This is our first guest blog post written by a consulting partner to Silverpop -- what we hope will become a more-regular feature. Through these special blog postings, our goal is to offer advice and insights from top B2B marketing strategists working on the front line of lead management, content marketing and marketing automation. It is therefore our pleasure to introduce you to Carlos Hidalgo, president of The Annuitas Group. Carlos' experience includes overseeing all aspects of small and medium-size business (SMB) marketing for companies including BMC Software and McAfee. He has also worked with Avnet, Hewlett-Packard, IBM and Microsoft to deliver strategic marketing, lead management and database development programs. Carlos also will be presenting at the upcominb B2B Marketing University in Washington, D.C., this week, as well as at other stops on the tour this Spring. Welcome, Carlos. ~ABN
The changing B2B buyer, scores of marketing automation vendors and the advent of social marketing have created a perfect storm resulting in confusion about lead management. Not only have I done a lot of writing and speaking on the topic of lead management over the last decade, but I’ve also helped many companies successfully develop their lead management framework. Over the years, I have seen a common thread running through most companies’ lead management woes, and that is this: Most companies do not have a comprehensive view or understanding with regard to all of the lead management issues they face. As a result, many marketing and sales executives take a narrow-viewed approach. They fix only on the areas that their myopic view allows them to see as defective. But like any framework, if the whole is not attended to, the parts will not be effective.
I’m often asked by marketing and sales executives, “What do I need to do to get started in the development of a lead management process framework?”
The answer is simple:
- Define the lead management framework. Then…
- Find out what you don’t know about your current lead management process.
Several months ago on our company blog, I began to define the lead management framework. In a series of posts, we break down each lead management component and discuss their significance. This understanding of lead management in its totality is really the first step in developing a lead management process. To help develop an understanding for what lead management is, it is also helpful to know what it is NOT.
Lead management is not:
- Just lead scoring and lead nurturing. These are part of the overall lead management process, but not lead management alone.
- A marketing automation solution. So many vendors are out there claiming they now provide lead management via their solution (as a matter of fact, some have begun calling marketing automation “lead management automation”). Lead management is a process. It’s not software.
- A set of individual siloed programs.
So what is Lead Management? Lead Management IS:
- A process framework made up of the following areas:
- Lead Planning
- Lead Qualification (including scoring)
- Lead Routing
- Lead Nurturing
- Process that serves as the foundation for and governs how marketing automation is used.
If one considers the components listed above that make up the lead management process (data, lead planning, etc.), it should be apparent that they are indeed connected, and significantly affect each other. A fundamental understanding of this definition should be the basis for reviewing a company’s existing lead management process.
With the framework defined, the next step is to fully understand where a company is with regard to the lead management process. The best and only way to do this is to undergo an in-depth review of all the areas and resources that are involved with lead generation/management programs. This may include reviewing:

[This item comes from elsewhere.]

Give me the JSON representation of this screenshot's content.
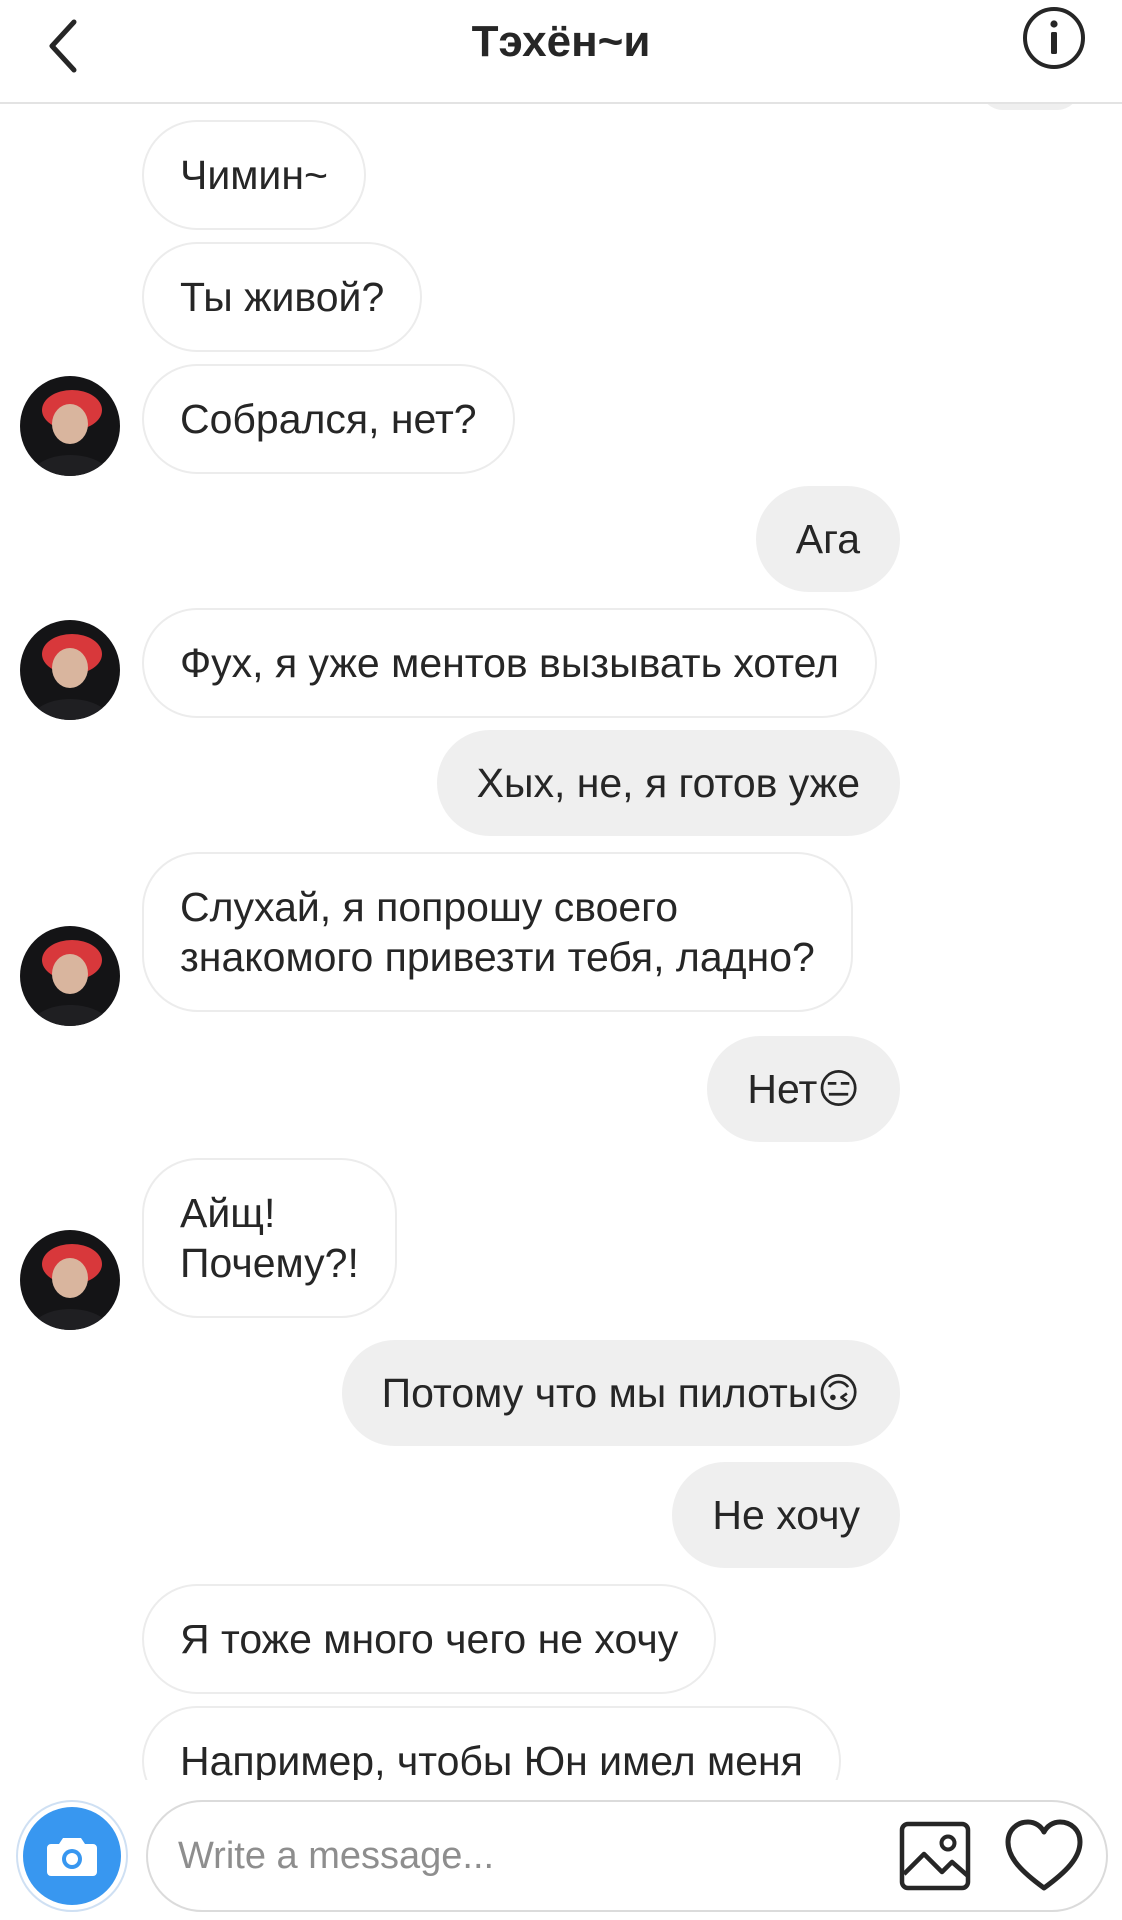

- Customer support
- Marketing and sales database(s)
- Use of CRM and automation technologies
- Company website
- Web analytics tools
The audit is a simple fact finding mission with the goal of identifying gaps in the current process. However, just because it is simple, doesn’t mean it will be easy. To be effective, all participants must be willing and honest. There can be no turf guarding. It will help if participants can be assured that the audit is not a witch-hunt or an attempt to assign blame for various issues.
It is also vital to keep in mind that for the audit to be successful it must be a joint effort where sales and marketing are working together. One group performing the audit in isolation will only produce a one-sided view of the issues. The findings will most likely be rejected by the non-participating group. Once the audit is complete, the findings should be reviewed, revised and finalized by marketing and sales together. Only then should the step for developing a plan for fixing the gaps begin.
Marketers who want to create best-in-class effectiveness in lead management should avoid being guilty of putting the technology cart before the horse. Instead, they should seek to define lead management holistically (and get their teams to do so as well), then conduct a thorough, honest assessment of their company’s process. Doing this has shown that they will be better poised for successful, long term process improvement, as well as effective technology implementations.